------ Input data
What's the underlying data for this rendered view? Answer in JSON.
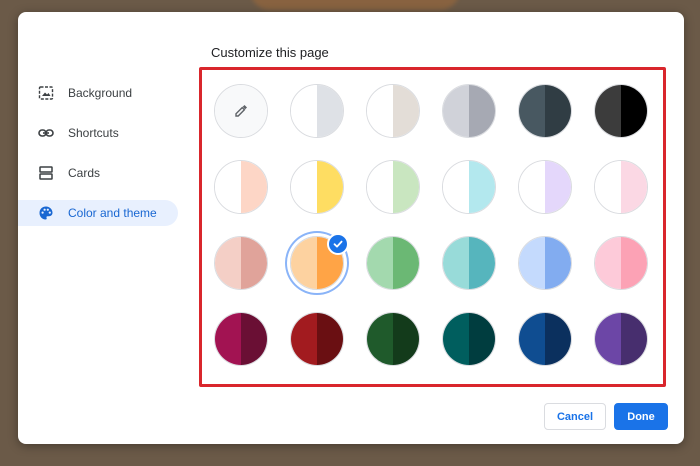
{
  "dialog": {
    "title": "Customize this page"
  },
  "sidebar": {
    "items": [
      {
        "label": "Background",
        "icon": "image-icon",
        "active": false
      },
      {
        "label": "Shortcuts",
        "icon": "link-icon",
        "active": false
      },
      {
        "label": "Cards",
        "icon": "cards-icon",
        "active": false
      },
      {
        "label": "Color and theme",
        "icon": "palette-icon",
        "active": true
      }
    ]
  },
  "swatches": [
    {
      "left": "#f8f9fa",
      "right": "#f8f9fa",
      "icon": "eyedropper-icon"
    },
    {
      "left": "#ffffff",
      "right": "#dee1e6"
    },
    {
      "left": "#ffffff",
      "right": "#e3ddd7"
    },
    {
      "left": "#d0d2d9",
      "right": "#a6a9b3"
    },
    {
      "left": "#485861",
      "right": "#303d44"
    },
    {
      "left": "#3c3c3c",
      "right": "#000000"
    },
    {
      "left": "#ffffff",
      "right": "#fdd6c6"
    },
    {
      "left": "#ffffff",
      "right": "#fedd62"
    },
    {
      "left": "#ffffff",
      "right": "#c9e6c0"
    },
    {
      "left": "#ffffff",
      "right": "#b3e8ee"
    },
    {
      "left": "#ffffff",
      "right": "#e4d7fb"
    },
    {
      "left": "#ffffff",
      "right": "#fbd8e4"
    },
    {
      "left": "#f4cfc6",
      "right": "#e0a39a"
    },
    {
      "left": "#fdd2a0",
      "right": "#ffa446",
      "selected": true
    },
    {
      "left": "#a3d9ae",
      "right": "#6bb874"
    },
    {
      "left": "#98dbd9",
      "right": "#56b5bd"
    },
    {
      "left": "#c4dafd",
      "right": "#82acf0"
    },
    {
      "left": "#fdcad9",
      "right": "#fca2b5"
    },
    {
      "left": "#a21352",
      "right": "#6a0f34"
    },
    {
      "left": "#a21b1f",
      "right": "#6a0f12"
    },
    {
      "left": "#1f5a2b",
      "right": "#133b1b"
    },
    {
      "left": "#005e5e",
      "right": "#003d3f"
    },
    {
      "left": "#0f4d91",
      "right": "#0b305e"
    },
    {
      "left": "#6c46a6",
      "right": "#472e6e"
    }
  ],
  "footer": {
    "cancel_label": "Cancel",
    "done_label": "Done"
  }
}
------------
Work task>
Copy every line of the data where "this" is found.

Problem solution>
What's the underlying data for this rendered view? Answer in JSON.
    "title": "Customize this page"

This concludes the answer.